• _ACTIVITY_
In the entries that follow, find every line containing "FAIR" and copy it.

• _RECORDS TO PROCESS_

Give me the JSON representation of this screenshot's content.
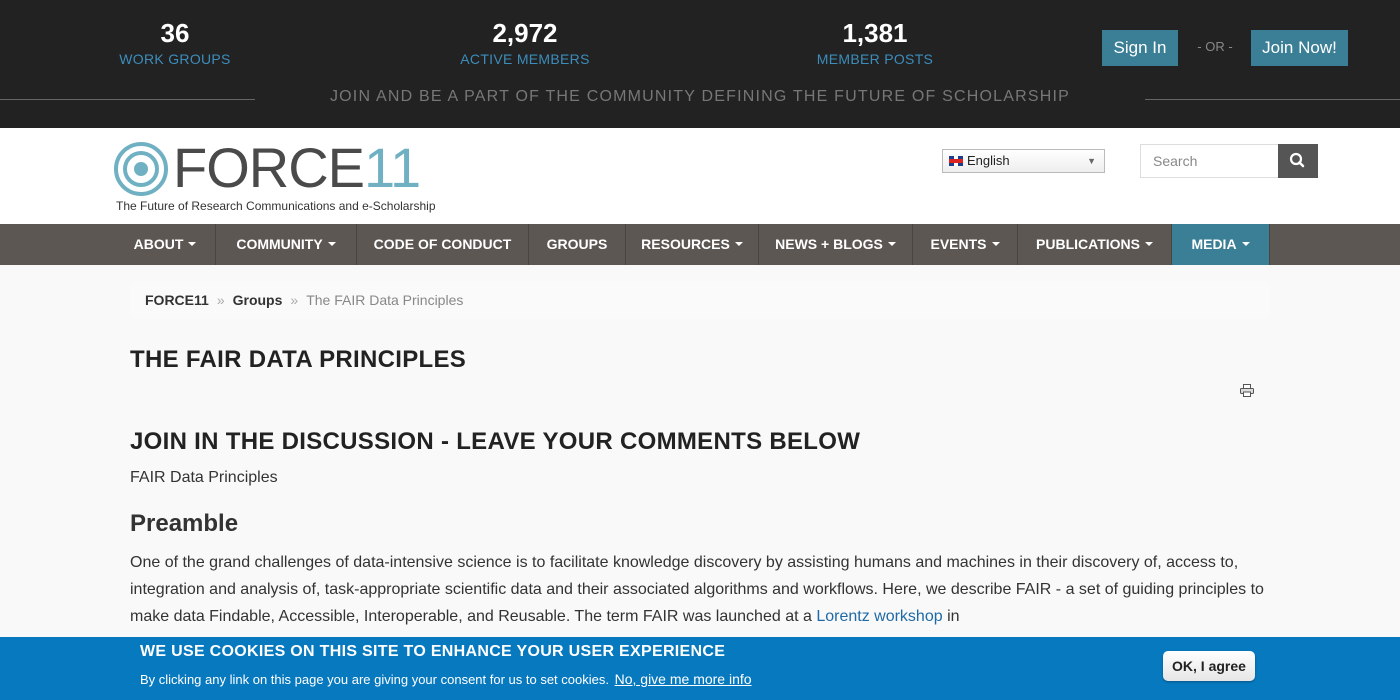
{
  "stats": [
    {
      "value": "36",
      "label": "WORK GROUPS"
    },
    {
      "value": "2,972",
      "label": "ACTIVE MEMBERS"
    },
    {
      "value": "1,381",
      "label": "MEMBER POSTS"
    }
  ],
  "auth": {
    "signin_label": "Sign In",
    "or_label": "- OR -",
    "join_label": "Join Now!"
  },
  "tagline": "JOIN AND BE A PART OF THE COMMUNITY DEFINING THE FUTURE OF SCHOLARSHIP",
  "logo": {
    "word_main": "FORCE",
    "word_num": "11",
    "subtitle": "The Future of Research Communications and e-Scholarship"
  },
  "language": {
    "selected": "English"
  },
  "search": {
    "placeholder": "Search"
  },
  "nav": {
    "items": [
      {
        "label": "ABOUT",
        "dropdown": true
      },
      {
        "label": "COMMUNITY",
        "dropdown": true
      },
      {
        "label": "CODE OF CONDUCT",
        "dropdown": false
      },
      {
        "label": "GROUPS",
        "dropdown": false
      },
      {
        "label": "RESOURCES",
        "dropdown": true
      },
      {
        "label": "NEWS + BLOGS",
        "dropdown": true
      },
      {
        "label": "EVENTS",
        "dropdown": true
      },
      {
        "label": "PUBLICATIONS",
        "dropdown": true
      },
      {
        "label": "MEDIA",
        "dropdown": true,
        "active": true
      }
    ]
  },
  "breadcrumb": {
    "items": [
      "FORCE11",
      "Groups"
    ],
    "separator": "»",
    "current": "The FAIR Data Principles"
  },
  "page": {
    "title": "THE FAIR DATA PRINCIPLES",
    "join_heading": "JOIN IN THE DISCUSSION - LEAVE YOUR COMMENTS BELOW",
    "fair_label": "FAIR Data Principles",
    "preamble_heading": "Preamble",
    "preamble_text": "One of the grand challenges of data-intensive science is to facilitate knowledge discovery by assisting humans and machines in their discovery of, access to, integration and analysis of, task-appropriate scientific data and their associated algorithms and workflows. Here, we describe FAIR - a set of guiding principles to make data Findable, Accessible, Interoperable, and Reusable.  The term FAIR was launched at a ",
    "link_text": "Lorentz workshop",
    "after_link": " in"
  },
  "cookie": {
    "title": "WE USE COOKIES ON THIS SITE TO ENHANCE YOUR USER EXPERIENCE",
    "text": "By clicking any link on this page you are giving your consent for us to set cookies.",
    "more_link": "No, give me more info",
    "ok_label": "OK, I agree"
  },
  "colors": {
    "topbar": "#222222",
    "accent": "#3a7f96",
    "nav": "#5d5753",
    "cookie": "#0779bf",
    "stat_label": "#3c8dbc"
  },
  "icons": {
    "search": "search-icon",
    "print": "print-icon",
    "flag": "uk-flag-icon",
    "target": "force11-target-icon"
  }
}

• _ANSWER SECTION_
    "current": "The FAIR Data Principles"
    "title": "THE FAIR DATA PRINCIPLES",
    "fair_label": "FAIR Data Principles",
    "preamble_text": "One of the grand challenges of data-intensive science is to facilitate knowledge discovery by assisting humans and machines in their discovery of, access to, integration and analysis of, task-appropriate scientific data and their associated algorithms and workflows. Here, we describe FAIR - a set of guiding principles to make data Findable, Accessible, Interoperable, and Reusable.  The term FAIR was launched at a ",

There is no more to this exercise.